In the SIP/RTP to Flash Player direction, the configuration data is received in multiple RTP packets and are cached by the translator. When both SPS and PPS payloads have been received from the RTP side, we are ready to start streaming to the Flash Player side. Any incoming RTP packet is put in a queue. When the last packet in the queue (that was most recently received) has marker set to true, the queue is examined and RTMP messages are created to be sent to the Flash Player side. Since Flash Player handles complete frames in each RTMP message, we need to wait until the marker is set to true so that we only send complete frames to Flash Player. If the RTMP stream is ready but we have not received the configuration data from RTP or we have not or are not sending the first intra frame to RTMP, then received packets are dropped. If no infra frames are received for 5 seconds, then we send a fast-intra-update (FIR) request to the SIP/RTP side, so that it triggers the SIP phone to send an intra frame.
Once we decide that we can send packets to RTMP from the received RTP queue, we divide the queue in to groups of packets of same timestamp and same nal-type values while preserving the order of the packets. If the nal-type is 5 indicating that an intra-frame is being sent to RTMP, then we send a configuration data too before the actual picture data. The configuration payload format is explained earlier and contains both PPS and SPS along with other elements. Each group of packets of the same timestamp and same nal-type is sent as a single RTMP message in the same order containing one or more NALUs. If the nal-type is 1 or 5, the NALU from the RTP payload is used as is in the RTMP payload with five bytes of header as explained earlier. If the nal-type is 28 indicating fragmented packets, then all the fragmented payloads are combined in to a single NALU. If the nal-type is 24 indicating aggregated packet, then it is split in to individual NALU data. Then the sequence of NALUs generated from this group of packets of same timestamp and nal-type are combined in to a single RTMP payload to be sent to the Flash Player.

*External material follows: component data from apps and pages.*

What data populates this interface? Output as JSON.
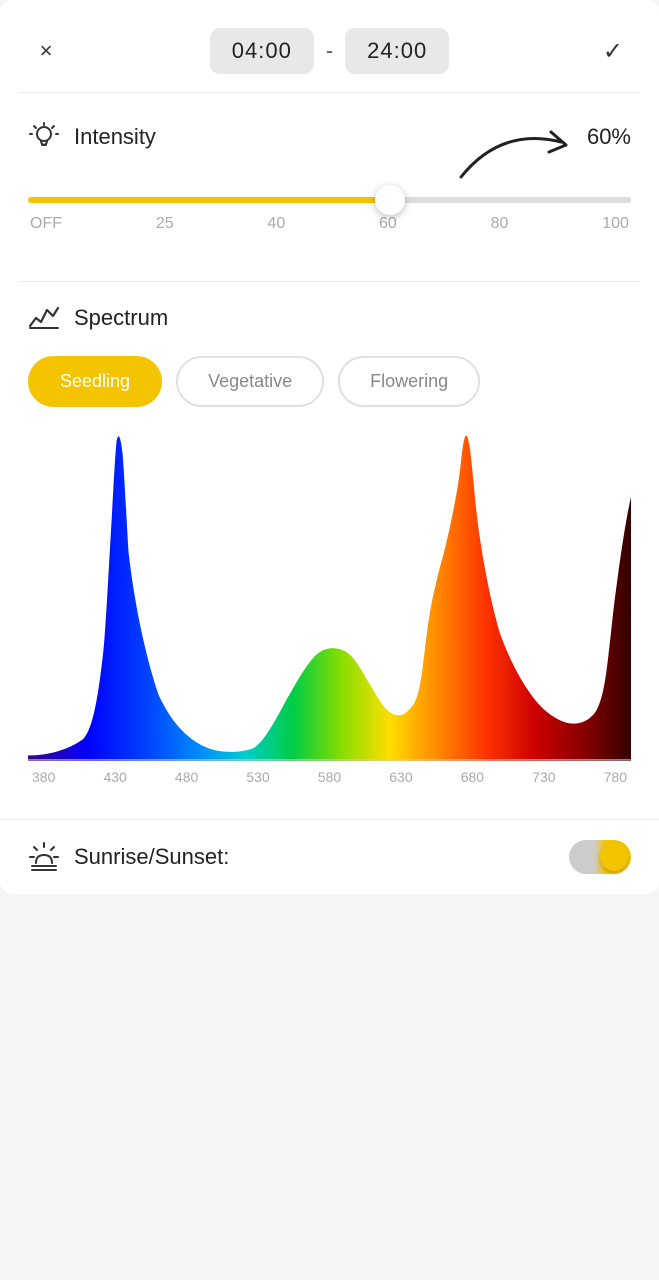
{
  "header": {
    "close_label": "×",
    "check_label": "✓",
    "time_start": "04:00",
    "time_end": "24:00",
    "separator": "-"
  },
  "intensity": {
    "title": "Intensity",
    "value": "60%",
    "slider_percent": 60,
    "labels": [
      "OFF",
      "25",
      "40",
      "60",
      "80",
      "100"
    ]
  },
  "spectrum": {
    "title": "Spectrum",
    "buttons": [
      "Seedling",
      "Vegetative",
      "Flowering"
    ],
    "active_button": "Seedling",
    "chart_labels": [
      "380",
      "430",
      "480",
      "530",
      "580",
      "630",
      "680",
      "730",
      "780"
    ]
  },
  "sunrise": {
    "title": "Sunrise/Sunset:",
    "toggle_on": true
  }
}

As mentioned in my previous article, there are a few gotchas. You must use the new-style RTMP handshake, otherwise the Flash Player will not decode/display the received H.264 stream. You must use Flash Player 11.2 (beta) or later when using "live" mode, otherwise the Flash Player does not accept multiple slice NALUs of a single frame. If audio and video are enabled, then the timestamp of video must be synchronized with the timestamp of audio sent to RTMP. Note that RTP picks random initial timestamp for each media stream so the audio and video RTP timestamp values are not easily co-related unless using RTCP or external mechanism. You need to co-related the RTP timestamps of audio and video to a single timestamp clock of RTMP.

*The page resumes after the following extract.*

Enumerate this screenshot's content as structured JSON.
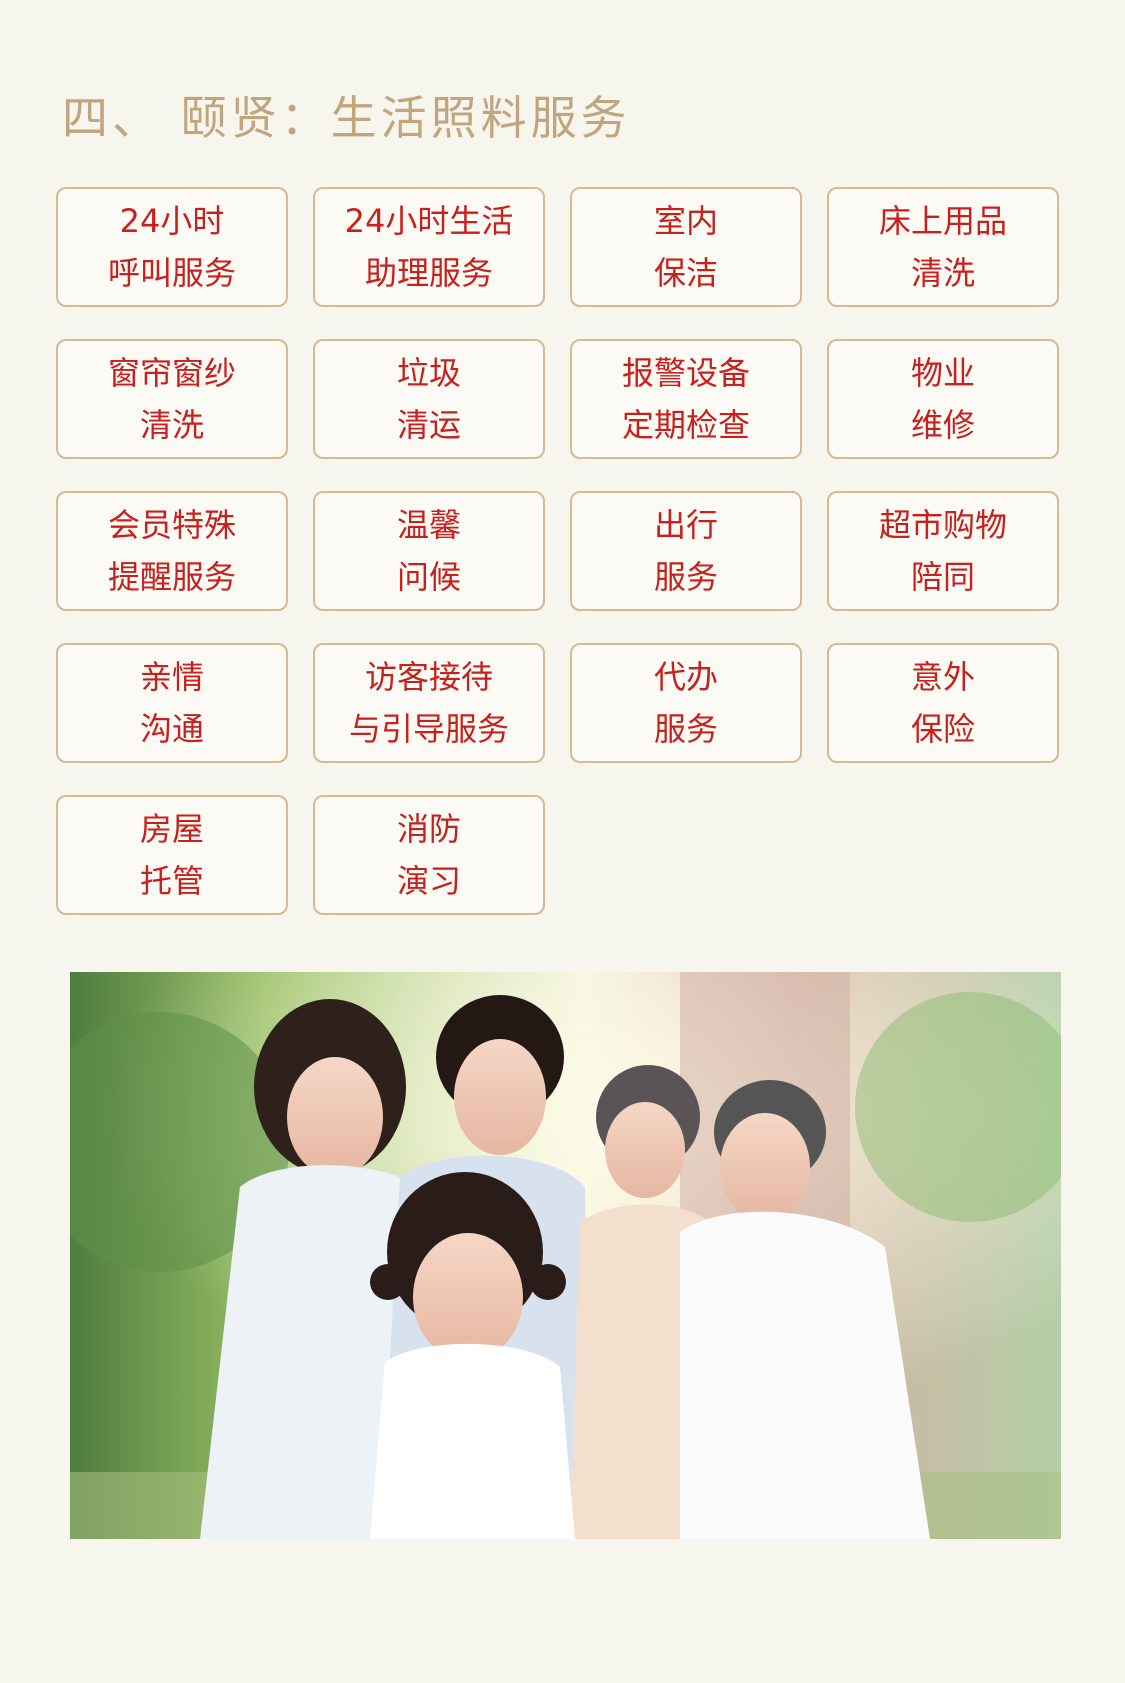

It is possible to do re-packetization of H.264 between Flash Player's RTMP and standard SIP/RTP without having to do actual video transcoding. This article explains the tricks and gotchas of doing so!

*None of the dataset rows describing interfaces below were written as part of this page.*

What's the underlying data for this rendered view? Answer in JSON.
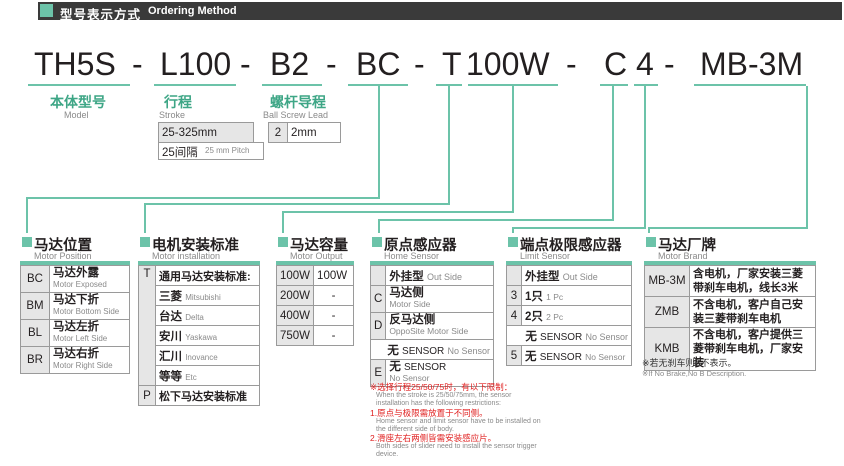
{
  "header": {
    "title_cn": "型号表示方式",
    "title_en": "Ordering Method"
  },
  "code": {
    "p1": "TH5S",
    "d1": "-",
    "p2": "L100",
    "d2": "-",
    "p3": "B2",
    "d3": "-",
    "p4": "BC",
    "d4": "-",
    "p5": "T",
    "p6": "100W",
    "d5": "-",
    "p7": "C",
    "p8": "4",
    "d6": "-",
    "p9": "MB-3M"
  },
  "model": {
    "cn": "本体型号",
    "en": "Model"
  },
  "stroke": {
    "cn": "行程",
    "en": "Stroke",
    "range": "25-325mm",
    "pitch_cn": "25间隔",
    "pitch_en": "25 mm Pitch"
  },
  "lead": {
    "cn": "螺杆导程",
    "en": "Ball Screw Lead",
    "code": "2",
    "value": "2mm"
  },
  "motor_position": {
    "cn": "马达位置",
    "en": "Motor Position",
    "rows": [
      {
        "code": "BC",
        "cn": "马达外露",
        "en": "Motor Exposed"
      },
      {
        "code": "BM",
        "cn": "马达下折",
        "en": "Motor Bottom Side"
      },
      {
        "code": "BL",
        "cn": "马达左折",
        "en": "Motor Left Side"
      },
      {
        "code": "BR",
        "cn": "马达右折",
        "en": "Motor Right Side"
      }
    ]
  },
  "motor_install": {
    "cn": "电机安装标准",
    "en": "Motor installation",
    "t_code": "T",
    "t_label": "通用马达安装标准:",
    "brands": [
      {
        "cn": "三菱",
        "en": "Mitsubishi"
      },
      {
        "cn": "台达",
        "en": "Delta"
      },
      {
        "cn": "安川",
        "en": "Yaskawa"
      },
      {
        "cn": "汇川",
        "en": "Inovance"
      },
      {
        "cn": "等等",
        "en": "Etc"
      }
    ],
    "p_code": "P",
    "p_label": "松下马达安装标准"
  },
  "motor_output": {
    "cn": "马达容量",
    "en": "Motor Output",
    "rows": [
      {
        "code": "100W",
        "value": "100W"
      },
      {
        "code": "200W",
        "value": "-"
      },
      {
        "code": "400W",
        "value": "-"
      },
      {
        "code": "750W",
        "value": "-"
      }
    ]
  },
  "home_sensor": {
    "cn": "原点感应器",
    "en": "Home Sensor",
    "head_cn": "外挂型",
    "head_en": "Out Side",
    "rows": [
      {
        "code": "C",
        "cn": "马达侧",
        "en": "Motor Side"
      },
      {
        "code": "D",
        "cn": "反马达侧",
        "en": "OppoSite Motor Side"
      }
    ],
    "none_cn": "无",
    "none_label": "SENSOR",
    "none_en": "No Sensor",
    "e_code": "E",
    "e_cn": "无",
    "e_label": "SENSOR",
    "e_en": "No Sensor"
  },
  "limit_sensor": {
    "cn": "端点极限感应器",
    "en": "Limit Sensor",
    "head_cn": "外挂型",
    "head_en": "Out Side",
    "rows": [
      {
        "code": "3",
        "cn": "1只",
        "en": "1 Pc"
      },
      {
        "code": "4",
        "cn": "2只",
        "en": "2 Pc"
      }
    ],
    "none_cn": "无",
    "none_label": "SENSOR",
    "none_en": "No Sensor",
    "code5": "5",
    "none2_cn": "无",
    "none2_label": "SENSOR",
    "none2_en": "No Sensor"
  },
  "motor_brand": {
    "cn": "马达厂牌",
    "en": "Motor Brand",
    "rows": [
      {
        "code": "MB-3M",
        "desc": "含电机，厂家安装三菱带刹车电机，线长3米"
      },
      {
        "code": "ZMB",
        "desc": "不含电机，客户自己安装三菱带刹车电机"
      },
      {
        "code": "KMB",
        "desc": "不含电机，客户提供三菱带刹车电机，厂家安装"
      }
    ],
    "note_cn": "※若无刹车则B不表示。",
    "note_en": "※If No Brake,No B Description."
  },
  "notes": {
    "title_cn": "※选择行程25/50/75时，有以下限制：",
    "title_en": "When the stroke is 25/50/75mm, the sensor installation has the following restrictions:",
    "n1_cn": "1.原点与极限需放置于不同侧。",
    "n1_en": "Home sensor and limit sensor have to be installed on the different side of body.",
    "n2_cn": "2.滑座左右两侧皆需安装感应片。",
    "n2_en": "Both sides of slider need to install the sensor trigger device."
  },
  "colors": {
    "accent": "#6cc3a9",
    "label": "#3ea686",
    "header": "#3a3a3a",
    "note": "#e02020"
  }
}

The implementation works between Flash Player 11.2 and a few SIP video phones such as Ekiga and Bria 3.
 ITU-T recommendation H.264, "advanced video coding for generic audiovisual services", March 2010.
 ISO/IEC International Standard 14496-10:2008.